▸ **Exercise requirements**
Below is a listing to copy exactly; no image goes into the copy.
+++ Entries supplied +++
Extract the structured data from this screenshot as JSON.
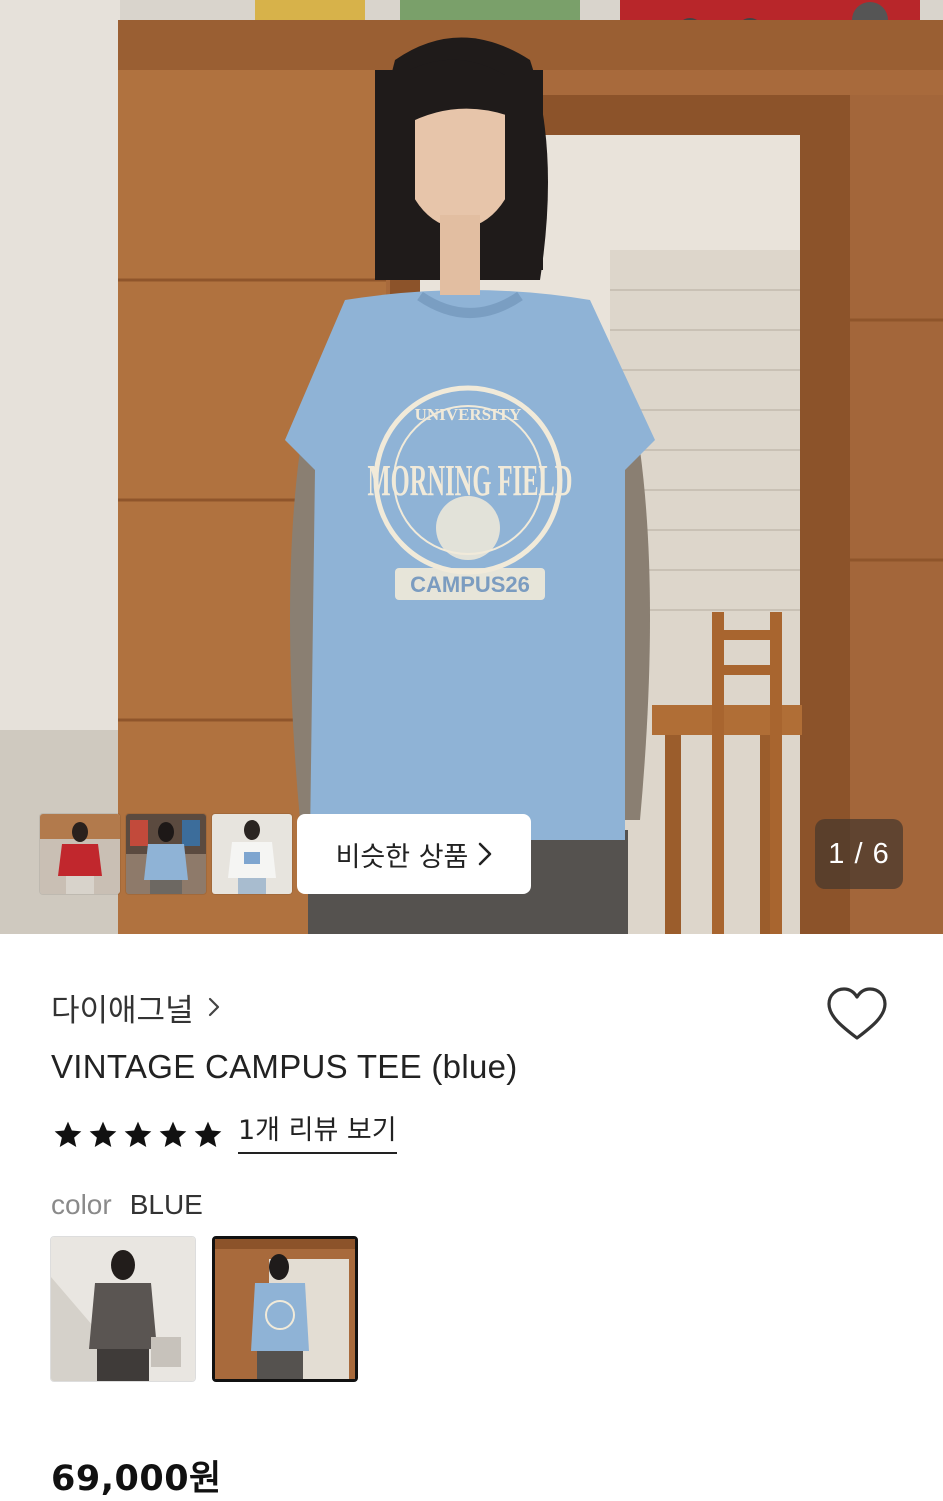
{
  "gallery": {
    "similar_products_label": "비슷한 상품",
    "counter": "1 / 6",
    "thumbnails": [
      "red tee thumbnail",
      "blue tee thumbnail",
      "white tee thumbnail"
    ]
  },
  "shirt_print": {
    "arc_top": "UNIVERSITY",
    "main": "MORNING FIELD",
    "ribbon": "CAMPUS26"
  },
  "product": {
    "brand": "다이애그널",
    "name": "VINTAGE CAMPUS TEE (blue)",
    "rating_stars": 5,
    "review_link": "1개 리뷰 보기",
    "color_label": "color",
    "color_value": "BLUE",
    "price": "69,000원"
  },
  "colors": {
    "accent": "#111111",
    "muted_text": "#8a8a8a",
    "tee_blue": "#8fb3d6"
  },
  "icons": {
    "heart": "heart-outline-icon",
    "chevron": "chevron-right-icon",
    "star": "star-filled-icon"
  }
}
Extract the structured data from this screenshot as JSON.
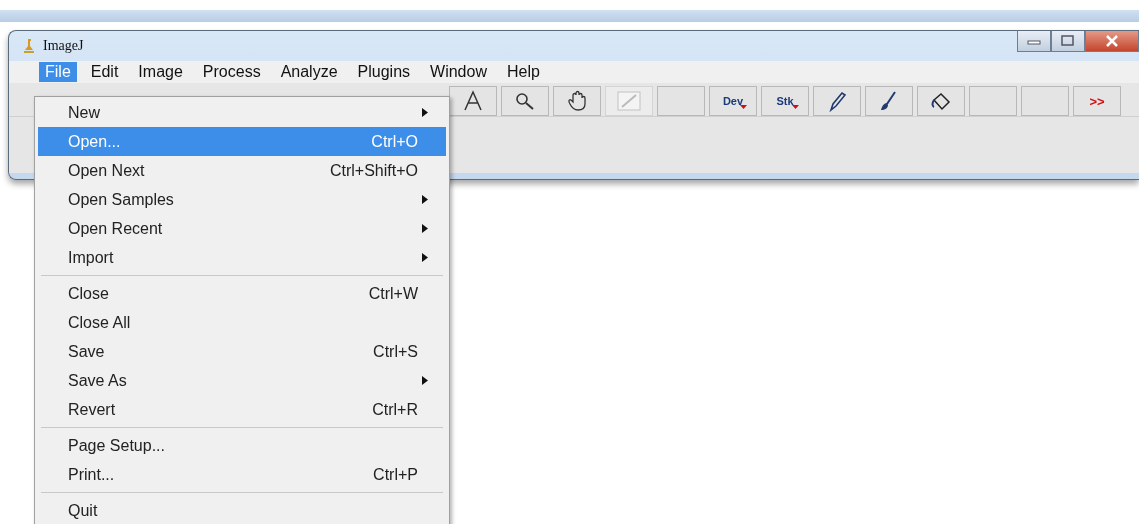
{
  "window": {
    "title": "ImageJ"
  },
  "menubar": [
    {
      "label": "File",
      "selected": true
    },
    {
      "label": "Edit",
      "selected": false
    },
    {
      "label": "Image",
      "selected": false
    },
    {
      "label": "Process",
      "selected": false
    },
    {
      "label": "Analyze",
      "selected": false
    },
    {
      "label": "Plugins",
      "selected": false
    },
    {
      "label": "Window",
      "selected": false
    },
    {
      "label": "Help",
      "selected": false
    }
  ],
  "toolbar": [
    {
      "kind": "text-tool",
      "disabled": false
    },
    {
      "kind": "magnifier",
      "disabled": false
    },
    {
      "kind": "hand",
      "disabled": false
    },
    {
      "kind": "arrow",
      "disabled": true
    },
    {
      "kind": "blank",
      "disabled": false
    },
    {
      "kind": "label",
      "label": "Dev",
      "dropdown": true,
      "disabled": false
    },
    {
      "kind": "label",
      "label": "Stk",
      "dropdown": true,
      "disabled": false
    },
    {
      "kind": "pencil",
      "disabled": false
    },
    {
      "kind": "brush",
      "disabled": false
    },
    {
      "kind": "fill",
      "disabled": false
    },
    {
      "kind": "blank",
      "disabled": false
    },
    {
      "kind": "blank",
      "disabled": false
    },
    {
      "kind": "more",
      "label": ">>",
      "disabled": false
    }
  ],
  "file_menu": [
    {
      "kind": "item",
      "label": "New",
      "submenu": true,
      "selected": false
    },
    {
      "kind": "item",
      "label": "Open...",
      "shortcut": "Ctrl+O",
      "selected": true
    },
    {
      "kind": "item",
      "label": "Open Next",
      "shortcut": "Ctrl+Shift+O",
      "selected": false
    },
    {
      "kind": "item",
      "label": "Open Samples",
      "submenu": true,
      "selected": false
    },
    {
      "kind": "item",
      "label": "Open Recent",
      "submenu": true,
      "selected": false
    },
    {
      "kind": "item",
      "label": "Import",
      "submenu": true,
      "selected": false
    },
    {
      "kind": "separator"
    },
    {
      "kind": "item",
      "label": "Close",
      "shortcut": "Ctrl+W",
      "selected": false
    },
    {
      "kind": "item",
      "label": "Close All",
      "selected": false
    },
    {
      "kind": "item",
      "label": "Save",
      "shortcut": "Ctrl+S",
      "selected": false
    },
    {
      "kind": "item",
      "label": "Save As",
      "submenu": true,
      "selected": false
    },
    {
      "kind": "item",
      "label": "Revert",
      "shortcut": "Ctrl+R",
      "selected": false
    },
    {
      "kind": "separator"
    },
    {
      "kind": "item",
      "label": "Page Setup...",
      "selected": false
    },
    {
      "kind": "item",
      "label": "Print...",
      "shortcut": "Ctrl+P",
      "selected": false
    },
    {
      "kind": "separator"
    },
    {
      "kind": "item",
      "label": "Quit",
      "selected": false
    }
  ]
}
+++
▸ **Your response**
Extract the structured data from this screenshot as JSON.
{
  "gallery": {
    "similar_products_label": "비슷한 상품",
    "counter": "1 / 6",
    "thumbnails": [
      "red tee thumbnail",
      "blue tee thumbnail",
      "white tee thumbnail"
    ]
  },
  "shirt_print": {
    "arc_top": "UNIVERSITY",
    "main": "MORNING FIELD",
    "ribbon": "CAMPUS26"
  },
  "product": {
    "brand": "다이애그널",
    "name": "VINTAGE CAMPUS TEE (blue)",
    "rating_stars": 5,
    "review_link": "1개 리뷰 보기",
    "color_label": "color",
    "color_value": "BLUE",
    "price": "69,000원"
  },
  "colors": {
    "accent": "#111111",
    "muted_text": "#8a8a8a",
    "tee_blue": "#8fb3d6"
  },
  "icons": {
    "heart": "heart-outline-icon",
    "chevron": "chevron-right-icon",
    "star": "star-filled-icon"
  }
}
Extract the structured data from this screenshot as JSON.
{
  "window": {
    "title": "ImageJ"
  },
  "menubar": [
    {
      "label": "File",
      "selected": true
    },
    {
      "label": "Edit",
      "selected": false
    },
    {
      "label": "Image",
      "selected": false
    },
    {
      "label": "Process",
      "selected": false
    },
    {
      "label": "Analyze",
      "selected": false
    },
    {
      "label": "Plugins",
      "selected": false
    },
    {
      "label": "Window",
      "selected": false
    },
    {
      "label": "Help",
      "selected": false
    }
  ],
  "toolbar": [
    {
      "kind": "text-tool",
      "disabled": false
    },
    {
      "kind": "magnifier",
      "disabled": false
    },
    {
      "kind": "hand",
      "disabled": false
    },
    {
      "kind": "arrow",
      "disabled": true
    },
    {
      "kind": "blank",
      "disabled": false
    },
    {
      "kind": "label",
      "label": "Dev",
      "dropdown": true,
      "disabled": false
    },
    {
      "kind": "label",
      "label": "Stk",
      "dropdown": true,
      "disabled": false
    },
    {
      "kind": "pencil",
      "disabled": false
    },
    {
      "kind": "brush",
      "disabled": false
    },
    {
      "kind": "fill",
      "disabled": false
    },
    {
      "kind": "blank",
      "disabled": false
    },
    {
      "kind": "blank",
      "disabled": false
    },
    {
      "kind": "more",
      "label": ">>",
      "disabled": false
    }
  ],
  "file_menu": [
    {
      "kind": "item",
      "label": "New",
      "submenu": true,
      "selected": false
    },
    {
      "kind": "item",
      "label": "Open...",
      "shortcut": "Ctrl+O",
      "selected": true
    },
    {
      "kind": "item",
      "label": "Open Next",
      "shortcut": "Ctrl+Shift+O",
      "selected": false
    },
    {
      "kind": "item",
      "label": "Open Samples",
      "submenu": true,
      "selected": false
    },
    {
      "kind": "item",
      "label": "Open Recent",
      "submenu": true,
      "selected": false
    },
    {
      "kind": "item",
      "label": "Import",
      "submenu": true,
      "selected": false
    },
    {
      "kind": "separator"
    },
    {
      "kind": "item",
      "label": "Close",
      "shortcut": "Ctrl+W",
      "selected": false
    },
    {
      "kind": "item",
      "label": "Close All",
      "selected": false
    },
    {
      "kind": "item",
      "label": "Save",
      "shortcut": "Ctrl+S",
      "selected": false
    },
    {
      "kind": "item",
      "label": "Save As",
      "submenu": true,
      "selected": false
    },
    {
      "kind": "item",
      "label": "Revert",
      "shortcut": "Ctrl+R",
      "selected": false
    },
    {
      "kind": "separator"
    },
    {
      "kind": "item",
      "label": "Page Setup...",
      "selected": false
    },
    {
      "kind": "item",
      "label": "Print...",
      "shortcut": "Ctrl+P",
      "selected": false
    },
    {
      "kind": "separator"
    },
    {
      "kind": "item",
      "label": "Quit",
      "selected": false
    }
  ]
}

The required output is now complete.